**Items from an interface collection**
'''

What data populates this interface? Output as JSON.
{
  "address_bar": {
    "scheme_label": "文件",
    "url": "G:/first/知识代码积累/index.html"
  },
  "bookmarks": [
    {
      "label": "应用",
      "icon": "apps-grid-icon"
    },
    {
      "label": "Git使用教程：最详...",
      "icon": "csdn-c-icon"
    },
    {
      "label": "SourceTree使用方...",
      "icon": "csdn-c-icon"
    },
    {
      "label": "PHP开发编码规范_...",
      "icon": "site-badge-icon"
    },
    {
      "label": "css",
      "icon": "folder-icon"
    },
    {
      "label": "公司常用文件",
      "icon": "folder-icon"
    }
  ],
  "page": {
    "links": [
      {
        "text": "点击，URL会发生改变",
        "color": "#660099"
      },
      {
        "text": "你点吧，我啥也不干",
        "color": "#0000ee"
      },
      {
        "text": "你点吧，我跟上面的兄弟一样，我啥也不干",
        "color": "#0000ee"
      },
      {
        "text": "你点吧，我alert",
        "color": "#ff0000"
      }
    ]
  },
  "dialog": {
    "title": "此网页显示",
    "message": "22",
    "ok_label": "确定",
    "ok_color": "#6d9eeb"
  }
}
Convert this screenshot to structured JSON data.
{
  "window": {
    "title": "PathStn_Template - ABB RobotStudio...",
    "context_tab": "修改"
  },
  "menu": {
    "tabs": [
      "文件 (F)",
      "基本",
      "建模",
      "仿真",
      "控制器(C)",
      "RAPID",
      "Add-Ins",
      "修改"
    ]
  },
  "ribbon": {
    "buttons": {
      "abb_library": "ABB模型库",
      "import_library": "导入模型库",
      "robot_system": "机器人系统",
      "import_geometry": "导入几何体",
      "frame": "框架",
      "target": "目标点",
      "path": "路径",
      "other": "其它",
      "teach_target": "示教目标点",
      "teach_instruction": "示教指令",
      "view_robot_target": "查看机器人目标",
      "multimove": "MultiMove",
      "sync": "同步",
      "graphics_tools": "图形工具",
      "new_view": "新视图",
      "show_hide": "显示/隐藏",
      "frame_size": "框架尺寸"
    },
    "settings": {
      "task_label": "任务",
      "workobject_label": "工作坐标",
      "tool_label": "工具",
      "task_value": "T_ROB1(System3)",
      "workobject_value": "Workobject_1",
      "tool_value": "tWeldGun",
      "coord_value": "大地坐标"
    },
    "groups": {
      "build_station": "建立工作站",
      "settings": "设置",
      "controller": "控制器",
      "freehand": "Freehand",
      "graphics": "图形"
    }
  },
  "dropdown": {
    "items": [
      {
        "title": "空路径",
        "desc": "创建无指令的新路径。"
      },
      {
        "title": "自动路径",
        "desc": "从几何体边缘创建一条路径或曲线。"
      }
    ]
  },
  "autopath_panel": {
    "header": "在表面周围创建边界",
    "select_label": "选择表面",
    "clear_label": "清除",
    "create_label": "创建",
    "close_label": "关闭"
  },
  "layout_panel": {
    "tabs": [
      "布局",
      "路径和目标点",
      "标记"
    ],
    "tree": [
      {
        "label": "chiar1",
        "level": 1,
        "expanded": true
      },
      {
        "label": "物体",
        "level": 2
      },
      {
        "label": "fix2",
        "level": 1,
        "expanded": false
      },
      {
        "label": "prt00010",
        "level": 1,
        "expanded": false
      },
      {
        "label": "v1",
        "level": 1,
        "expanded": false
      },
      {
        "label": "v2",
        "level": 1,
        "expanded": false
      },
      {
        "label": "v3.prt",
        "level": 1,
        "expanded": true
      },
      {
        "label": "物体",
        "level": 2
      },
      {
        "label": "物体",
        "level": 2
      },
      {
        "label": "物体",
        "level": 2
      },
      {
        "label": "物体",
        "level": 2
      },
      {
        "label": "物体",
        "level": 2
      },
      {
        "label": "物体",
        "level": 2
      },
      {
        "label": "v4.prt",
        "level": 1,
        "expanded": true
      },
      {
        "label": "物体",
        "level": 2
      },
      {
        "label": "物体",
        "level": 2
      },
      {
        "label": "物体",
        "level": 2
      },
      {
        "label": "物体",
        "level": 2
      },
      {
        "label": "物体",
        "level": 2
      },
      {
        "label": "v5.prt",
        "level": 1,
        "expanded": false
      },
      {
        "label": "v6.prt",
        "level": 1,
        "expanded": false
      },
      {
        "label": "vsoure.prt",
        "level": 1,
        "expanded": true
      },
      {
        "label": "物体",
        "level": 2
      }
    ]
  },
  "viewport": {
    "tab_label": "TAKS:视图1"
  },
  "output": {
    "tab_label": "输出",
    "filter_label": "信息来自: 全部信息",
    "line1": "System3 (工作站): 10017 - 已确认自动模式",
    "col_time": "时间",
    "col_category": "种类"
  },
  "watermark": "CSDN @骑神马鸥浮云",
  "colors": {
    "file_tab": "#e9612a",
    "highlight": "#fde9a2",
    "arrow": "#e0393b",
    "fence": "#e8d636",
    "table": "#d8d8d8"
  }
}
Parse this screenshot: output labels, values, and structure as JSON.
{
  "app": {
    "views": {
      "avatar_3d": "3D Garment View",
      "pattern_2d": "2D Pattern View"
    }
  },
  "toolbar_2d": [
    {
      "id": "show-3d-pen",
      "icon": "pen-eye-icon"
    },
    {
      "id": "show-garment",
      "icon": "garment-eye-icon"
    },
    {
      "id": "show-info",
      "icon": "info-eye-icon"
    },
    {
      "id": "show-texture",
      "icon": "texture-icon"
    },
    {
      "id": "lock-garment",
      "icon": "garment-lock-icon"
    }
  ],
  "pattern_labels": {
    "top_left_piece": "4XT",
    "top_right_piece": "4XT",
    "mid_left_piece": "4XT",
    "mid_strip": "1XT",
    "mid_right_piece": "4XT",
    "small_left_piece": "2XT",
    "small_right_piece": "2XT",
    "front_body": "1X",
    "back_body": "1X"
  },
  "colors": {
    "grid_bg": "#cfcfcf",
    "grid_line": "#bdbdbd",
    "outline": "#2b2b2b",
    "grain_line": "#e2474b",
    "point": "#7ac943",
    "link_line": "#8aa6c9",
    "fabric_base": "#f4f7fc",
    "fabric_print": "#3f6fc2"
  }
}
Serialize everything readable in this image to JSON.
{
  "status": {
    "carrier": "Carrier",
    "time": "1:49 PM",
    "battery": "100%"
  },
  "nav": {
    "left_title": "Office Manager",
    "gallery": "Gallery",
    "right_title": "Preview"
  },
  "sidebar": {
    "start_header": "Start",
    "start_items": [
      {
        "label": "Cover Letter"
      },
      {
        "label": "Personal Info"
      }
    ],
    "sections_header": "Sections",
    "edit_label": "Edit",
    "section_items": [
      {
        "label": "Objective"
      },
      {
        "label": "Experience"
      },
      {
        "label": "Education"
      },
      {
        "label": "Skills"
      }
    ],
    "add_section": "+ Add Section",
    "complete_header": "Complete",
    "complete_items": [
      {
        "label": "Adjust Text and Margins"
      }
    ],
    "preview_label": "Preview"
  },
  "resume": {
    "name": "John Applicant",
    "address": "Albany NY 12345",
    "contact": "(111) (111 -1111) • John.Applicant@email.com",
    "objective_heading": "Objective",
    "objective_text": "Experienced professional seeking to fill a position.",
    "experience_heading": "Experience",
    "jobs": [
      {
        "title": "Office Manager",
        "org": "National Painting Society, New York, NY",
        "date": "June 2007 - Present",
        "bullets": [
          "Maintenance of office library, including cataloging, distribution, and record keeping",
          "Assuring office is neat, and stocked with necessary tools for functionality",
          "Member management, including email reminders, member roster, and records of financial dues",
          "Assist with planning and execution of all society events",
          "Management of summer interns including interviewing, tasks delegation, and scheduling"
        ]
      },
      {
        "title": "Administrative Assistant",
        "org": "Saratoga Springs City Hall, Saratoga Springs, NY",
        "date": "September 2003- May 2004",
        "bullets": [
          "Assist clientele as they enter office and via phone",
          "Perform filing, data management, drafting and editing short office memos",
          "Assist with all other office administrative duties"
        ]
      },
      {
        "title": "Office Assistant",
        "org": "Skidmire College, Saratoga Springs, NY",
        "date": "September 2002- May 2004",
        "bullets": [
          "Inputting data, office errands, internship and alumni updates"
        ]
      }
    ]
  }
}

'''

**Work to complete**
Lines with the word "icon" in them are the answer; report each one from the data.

**Written answer**
      "icon": "apps-grid-icon"
      "icon": "csdn-c-icon"
      "icon": "csdn-c-icon"
      "icon": "site-badge-icon"
      "icon": "folder-icon"
      "icon": "folder-icon"
      "icon": "pen-eye-icon"
      "icon": "garment-eye-icon"
      "icon": "info-eye-icon"
      "icon": "texture-icon"
      "icon": "garment-lock-icon"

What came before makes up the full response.